Output every entry exactly as it appears.
***
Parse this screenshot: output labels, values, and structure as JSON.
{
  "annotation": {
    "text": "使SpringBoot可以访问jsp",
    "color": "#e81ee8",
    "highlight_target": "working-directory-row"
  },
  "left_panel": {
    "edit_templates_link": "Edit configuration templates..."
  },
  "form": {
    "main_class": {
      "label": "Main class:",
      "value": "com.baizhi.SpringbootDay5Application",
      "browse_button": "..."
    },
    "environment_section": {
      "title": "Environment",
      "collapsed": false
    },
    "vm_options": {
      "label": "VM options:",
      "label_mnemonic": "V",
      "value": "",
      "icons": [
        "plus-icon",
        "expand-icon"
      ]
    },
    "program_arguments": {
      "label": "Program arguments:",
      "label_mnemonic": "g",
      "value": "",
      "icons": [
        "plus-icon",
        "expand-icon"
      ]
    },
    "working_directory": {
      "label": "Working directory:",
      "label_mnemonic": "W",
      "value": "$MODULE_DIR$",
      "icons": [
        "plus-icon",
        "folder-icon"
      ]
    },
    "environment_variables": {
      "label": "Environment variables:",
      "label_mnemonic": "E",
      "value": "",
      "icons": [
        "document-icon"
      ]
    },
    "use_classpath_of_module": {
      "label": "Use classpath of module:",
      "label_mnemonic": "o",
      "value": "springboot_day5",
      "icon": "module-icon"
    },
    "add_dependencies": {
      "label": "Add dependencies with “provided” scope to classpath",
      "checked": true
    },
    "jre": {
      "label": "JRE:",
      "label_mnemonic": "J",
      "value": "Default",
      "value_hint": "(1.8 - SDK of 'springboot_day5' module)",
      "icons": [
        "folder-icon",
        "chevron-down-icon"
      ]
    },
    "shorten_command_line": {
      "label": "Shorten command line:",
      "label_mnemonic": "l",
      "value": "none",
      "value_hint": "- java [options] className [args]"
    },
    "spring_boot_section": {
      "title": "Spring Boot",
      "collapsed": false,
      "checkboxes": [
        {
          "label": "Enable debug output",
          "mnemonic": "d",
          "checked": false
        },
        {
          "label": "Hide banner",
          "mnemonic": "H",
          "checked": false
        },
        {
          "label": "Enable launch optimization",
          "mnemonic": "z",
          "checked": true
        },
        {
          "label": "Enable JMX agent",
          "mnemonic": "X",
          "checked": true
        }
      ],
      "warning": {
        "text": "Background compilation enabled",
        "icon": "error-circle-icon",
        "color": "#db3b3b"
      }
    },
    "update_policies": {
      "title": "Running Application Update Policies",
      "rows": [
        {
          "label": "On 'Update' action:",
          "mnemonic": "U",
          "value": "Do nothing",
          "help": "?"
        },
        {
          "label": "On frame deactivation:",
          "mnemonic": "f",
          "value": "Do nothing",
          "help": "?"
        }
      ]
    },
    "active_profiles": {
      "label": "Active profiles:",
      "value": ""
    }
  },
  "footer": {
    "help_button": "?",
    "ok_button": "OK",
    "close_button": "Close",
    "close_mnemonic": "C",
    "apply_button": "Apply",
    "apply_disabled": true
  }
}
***
» **Answer below**:
Parse this screenshot: output labels, values, and structure as JSON.
{
  "annotation": {
    "text": "使SpringBoot可以访问jsp",
    "color": "#e81ee8",
    "highlight_target": "working-directory-row"
  },
  "left_panel": {
    "edit_templates_link": "Edit configuration templates..."
  },
  "form": {
    "main_class": {
      "label": "Main class:",
      "value": "com.baizhi.SpringbootDay5Application",
      "browse_button": "..."
    },
    "environment_section": {
      "title": "Environment",
      "collapsed": false
    },
    "vm_options": {
      "label": "VM options:",
      "label_mnemonic": "V",
      "value": "",
      "icons": [
        "plus-icon",
        "expand-icon"
      ]
    },
    "program_arguments": {
      "label": "Program arguments:",
      "label_mnemonic": "g",
      "value": "",
      "icons": [
        "plus-icon",
        "expand-icon"
      ]
    },
    "working_directory": {
      "label": "Working directory:",
      "label_mnemonic": "W",
      "value": "$MODULE_DIR$",
      "icons": [
        "plus-icon",
        "folder-icon"
      ]
    },
    "environment_variables": {
      "label": "Environment variables:",
      "label_mnemonic": "E",
      "value": "",
      "icons": [
        "document-icon"
      ]
    },
    "use_classpath_of_module": {
      "label": "Use classpath of module:",
      "label_mnemonic": "o",
      "value": "springboot_day5",
      "icon": "module-icon"
    },
    "add_dependencies": {
      "label": "Add dependencies with “provided” scope to classpath",
      "checked": true
    },
    "jre": {
      "label": "JRE:",
      "label_mnemonic": "J",
      "value": "Default",
      "value_hint": "(1.8 - SDK of 'springboot_day5' module)",
      "icons": [
        "folder-icon",
        "chevron-down-icon"
      ]
    },
    "shorten_command_line": {
      "label": "Shorten command line:",
      "label_mnemonic": "l",
      "value": "none",
      "value_hint": "- java [options] className [args]"
    },
    "spring_boot_section": {
      "title": "Spring Boot",
      "collapsed": false,
      "checkboxes": [
        {
          "label": "Enable debug output",
          "mnemonic": "d",
          "checked": false
        },
        {
          "label": "Hide banner",
          "mnemonic": "H",
          "checked": false
        },
        {
          "label": "Enable launch optimization",
          "mnemonic": "z",
          "checked": true
        },
        {
          "label": "Enable JMX agent",
          "mnemonic": "X",
          "checked": true
        }
      ],
      "warning": {
        "text": "Background compilation enabled",
        "icon": "error-circle-icon",
        "color": "#db3b3b"
      }
    },
    "update_policies": {
      "title": "Running Application Update Policies",
      "rows": [
        {
          "label": "On 'Update' action:",
          "mnemonic": "U",
          "value": "Do nothing",
          "help": "?"
        },
        {
          "label": "On frame deactivation:",
          "mnemonic": "f",
          "value": "Do nothing",
          "help": "?"
        }
      ]
    },
    "active_profiles": {
      "label": "Active profiles:",
      "value": ""
    }
  },
  "footer": {
    "help_button": "?",
    "ok_button": "OK",
    "close_button": "Close",
    "close_mnemonic": "C",
    "apply_button": "Apply",
    "apply_disabled": true
  }
}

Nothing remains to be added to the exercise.